At 28.5Gb/mm^2, Samsung's new QLC 3D NAND V9 solution is nearly 50% denser than YMTC's 232L QLC NAND flash at 20.63mm^2It's about 38.15% denser, what I'd call nearly 40%.
With TLC flash architectures beginning to reach their limits in terms of raw storage capacity (just like SLC and MLC before it), QLC represents the future for SSD manufacturers that want to keep pushing the capacity envelop of mainstream-consumer SSDs.TLC is always 75% of QLC. There's no limit to reach, other than the endurance limit.
If performance is good enough, Samsung's new QLC-based flash could radically change the consumer SSD landscape when it arrives later this year.

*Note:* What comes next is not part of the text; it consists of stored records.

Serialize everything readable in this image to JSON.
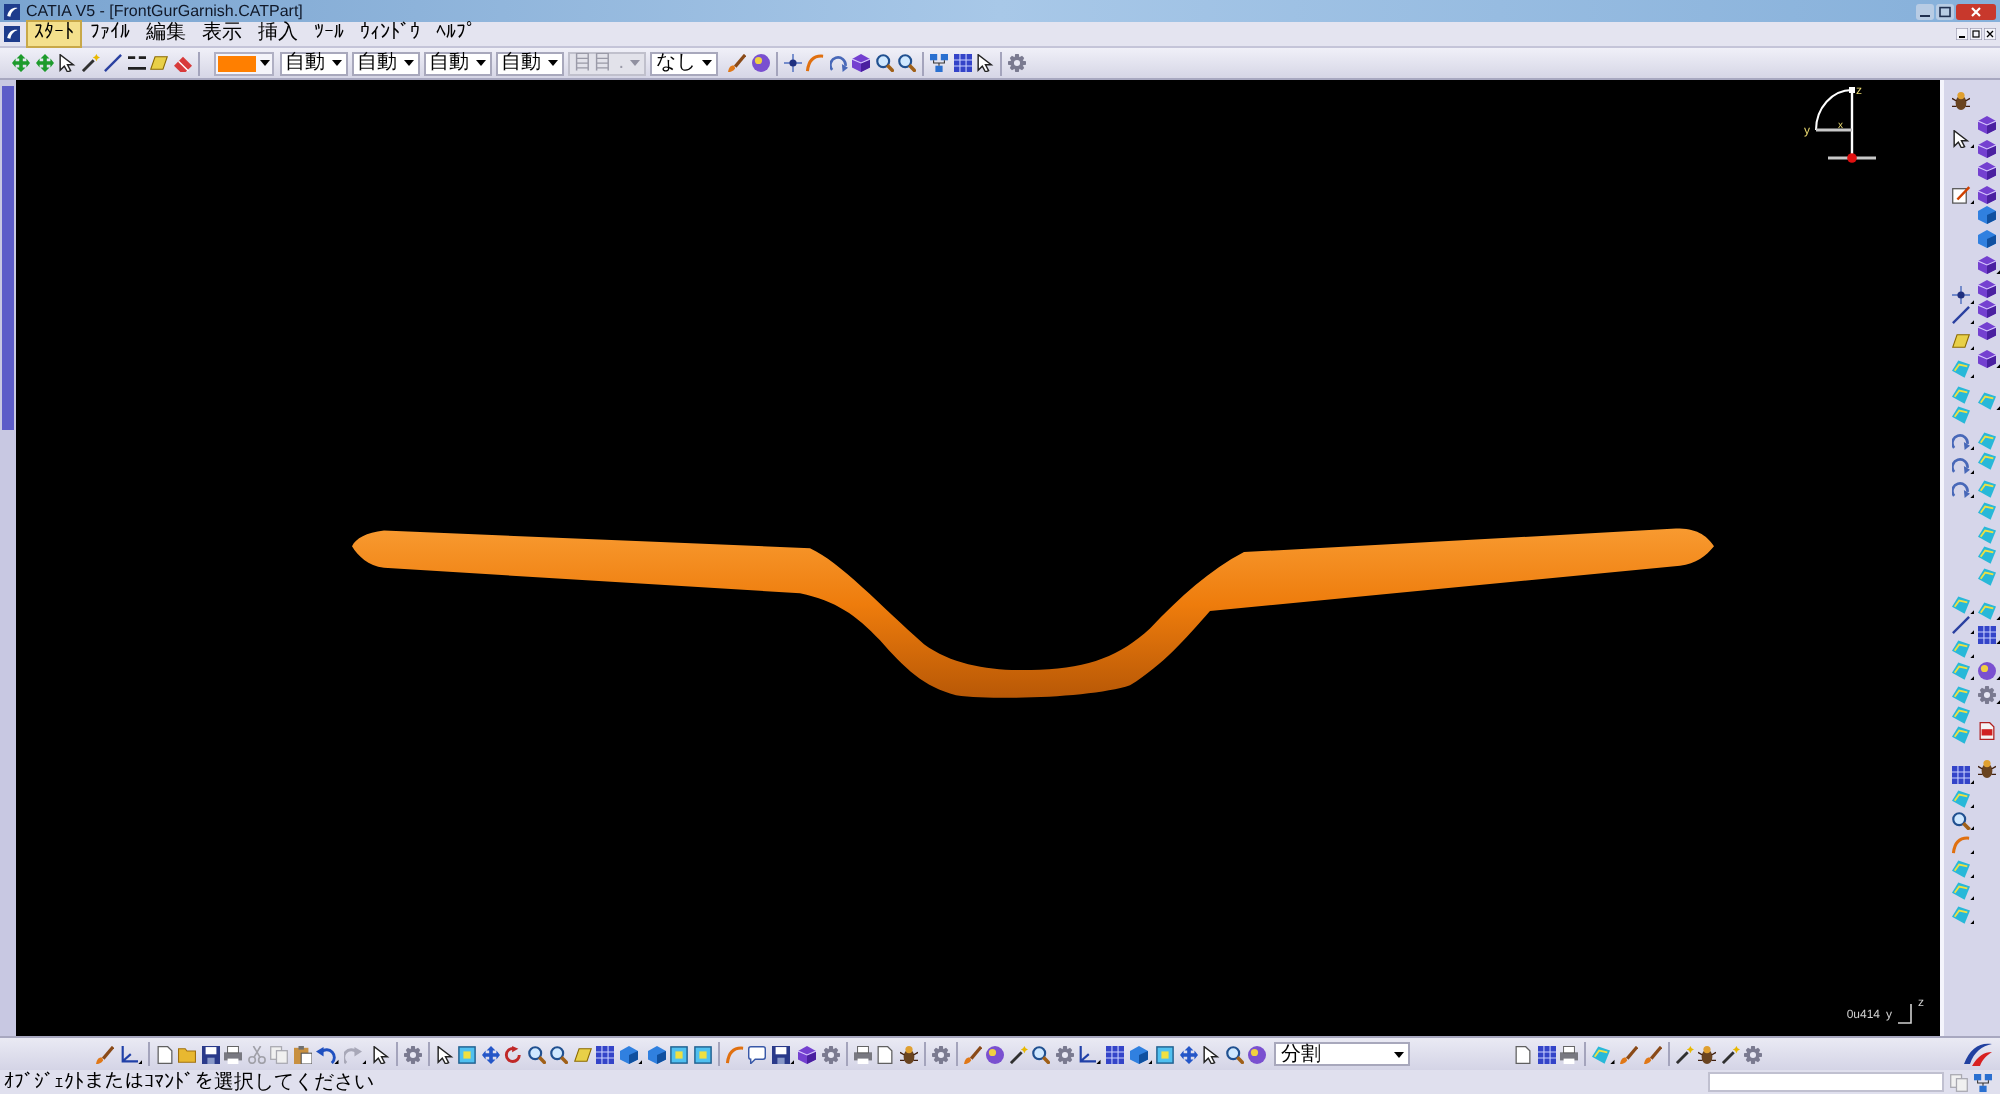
{
  "window": {
    "title": "CATIA V5 - [FrontGurGarnish.CATPart]"
  },
  "menu": [
    {
      "label": "ｽﾀｰﾄ",
      "selected": true
    },
    {
      "label": "ﾌｧｲﾙ",
      "selected": false
    },
    {
      "label": "編集",
      "selected": false
    },
    {
      "label": "表示",
      "selected": false
    },
    {
      "label": "挿入",
      "selected": false
    },
    {
      "label": "ﾂｰﾙ",
      "selected": false
    },
    {
      "label": "ｳｨﾝﾄﾞｳ",
      "selected": false
    },
    {
      "label": "ﾍﾙﾌﾟ",
      "selected": false
    }
  ],
  "graphic_properties": {
    "fill_color": {
      "color": "#ff7f00"
    },
    "dropdowns": [
      {
        "value": "自動",
        "disabled": false
      },
      {
        "value": "自動",
        "disabled": false
      },
      {
        "value": "自動",
        "disabled": false
      },
      {
        "value": "自動",
        "disabled": false
      },
      {
        "value": "目目 .",
        "disabled": true
      },
      {
        "value": "なし",
        "disabled": false
      }
    ]
  },
  "viewport": {
    "compass": {
      "labels": [
        "z",
        "y",
        "x"
      ]
    },
    "corner_axis": {
      "value": "0u414",
      "labels": [
        "y",
        "z"
      ]
    }
  },
  "bottom_toolbar": {
    "dropdown": {
      "value": "分割"
    }
  },
  "status_bar": {
    "message": "ｵﾌﾞｼﾞｪｸﾄまたはｺﾏﾝﾄﾞを選択してください"
  }
}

Considering all manufacturers are slashing production to drive up prices, I don't see anything changing "radically". I don't even see Samsung pricing these at $199.99/4TB $599.99/8TB
I think I till try to avoid qlc ssd because it has less endurance compared to tlc's.Reply
I'm confused. In the "NAND Capacities and Densities" chart you have, why is 1Tb tied between Micron, Samsung, and WD? Is that chart correct?Reply
The SN570 2TB, for instance, only uses a single 2TB chip.
Are they all 1Tb densities, and then stacked into a single package to form 2TB and 4TB chips?
Or They're all 1Tb, forming 2TB chips, but the Samsung takes up the least surface area?
8 TB M.2 SSDs have clung to sky high prices. 16 TB ones are incoming… but NAND prices are also skyrocketing. Who else is thinking of the same thing as I: playing the waiting game? 🙂Reply
No way in hell I'm ever getting QLC storage. I'm still ticked off at the term "3-bit MLC". That's TLC!Reply
To the author:Reply
I do not think that word means what you think it means. Try "boasting".
They write so slowly will take forever to reach the endurance limit though :Ppug_s said:I think I till try to avoid qlc ssd because it has less endurance compared to tlc's.
Is there a solid way to compare storage density between the new toshiba 30tb hdd vs this new Samsung ssd tech? It seems hdd's use a different density metric than nand?Reply